**About this exercise:** Could you repeat all of the entries below word for word, apart from the pictures?

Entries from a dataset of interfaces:
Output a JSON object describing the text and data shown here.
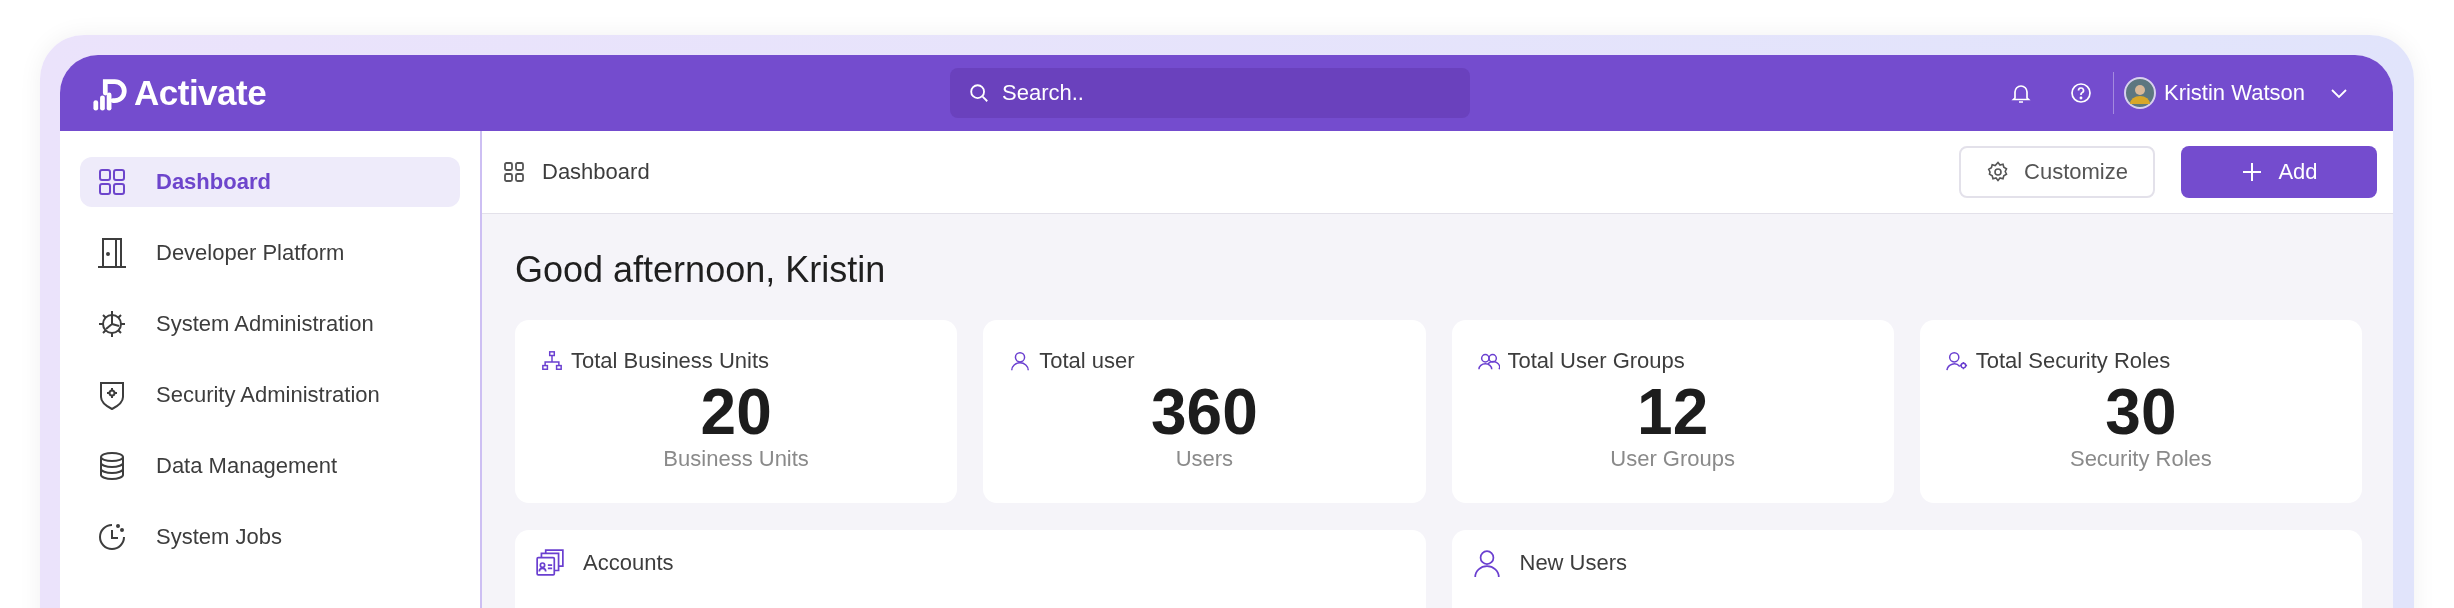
{
  "app": {
    "logo": "Activate"
  },
  "search": {
    "placeholder": "Search.."
  },
  "user": {
    "name": "Kristin Watson"
  },
  "sidebar": {
    "items": [
      {
        "label": "Dashboard",
        "kind": "grid",
        "selected": true
      },
      {
        "label": "Developer Platform",
        "kind": "door",
        "selected": false
      },
      {
        "label": "System Administration",
        "kind": "cog",
        "selected": false
      },
      {
        "label": "Security Administration",
        "kind": "shield",
        "selected": false
      },
      {
        "label": "Data Management",
        "kind": "database",
        "selected": false
      },
      {
        "label": "System Jobs",
        "kind": "clock",
        "selected": false
      }
    ]
  },
  "breadcrumb": "Dashboard",
  "toolbar": {
    "buttons": [
      {
        "label": "Customize",
        "kind": "secondary"
      },
      {
        "label": "Add",
        "kind": "primary"
      }
    ]
  },
  "greeting": "Good afternoon, Kristin",
  "stats": [
    {
      "title": "Total Business Units",
      "value": "20",
      "caption": "Business Units",
      "kind": "hierarchy"
    },
    {
      "title": "Total user",
      "value": "360",
      "caption": "Users",
      "kind": "user"
    },
    {
      "title": "Total User Groups",
      "value": "12",
      "caption": "User Groups",
      "kind": "users"
    },
    {
      "title": "Total Security Roles",
      "value": "30",
      "caption": "Security Roles",
      "kind": "roles"
    }
  ],
  "panels": [
    {
      "title": "Accounts",
      "kind": "accounts"
    },
    {
      "title": "New Users",
      "kind": "users"
    }
  ]
}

**Answer to this problem:**
Output a JSON object describing the text and data shown here.
{
  "app": {
    "logo": "Activate"
  },
  "search": {
    "placeholder": "Search.."
  },
  "user": {
    "name": "Kristin Watson"
  },
  "sidebar": {
    "items": [
      {
        "label": "Dashboard",
        "kind": "grid",
        "selected": true
      },
      {
        "label": "Developer Platform",
        "kind": "door",
        "selected": false
      },
      {
        "label": "System Administration",
        "kind": "cog",
        "selected": false
      },
      {
        "label": "Security Administration",
        "kind": "shield",
        "selected": false
      },
      {
        "label": "Data Management",
        "kind": "database",
        "selected": false
      },
      {
        "label": "System Jobs",
        "kind": "clock",
        "selected": false
      }
    ]
  },
  "breadcrumb": "Dashboard",
  "toolbar": {
    "buttons": [
      {
        "label": "Customize",
        "kind": "secondary"
      },
      {
        "label": "Add",
        "kind": "primary"
      }
    ]
  },
  "greeting": "Good afternoon, Kristin",
  "stats": [
    {
      "title": "Total Business Units",
      "value": "20",
      "caption": "Business Units",
      "kind": "hierarchy"
    },
    {
      "title": "Total user",
      "value": "360",
      "caption": "Users",
      "kind": "user"
    },
    {
      "title": "Total User Groups",
      "value": "12",
      "caption": "User Groups",
      "kind": "users"
    },
    {
      "title": "Total Security Roles",
      "value": "30",
      "caption": "Security Roles",
      "kind": "roles"
    }
  ],
  "panels": [
    {
      "title": "Accounts",
      "kind": "accounts"
    },
    {
      "title": "New Users",
      "kind": "users"
    }
  ]
}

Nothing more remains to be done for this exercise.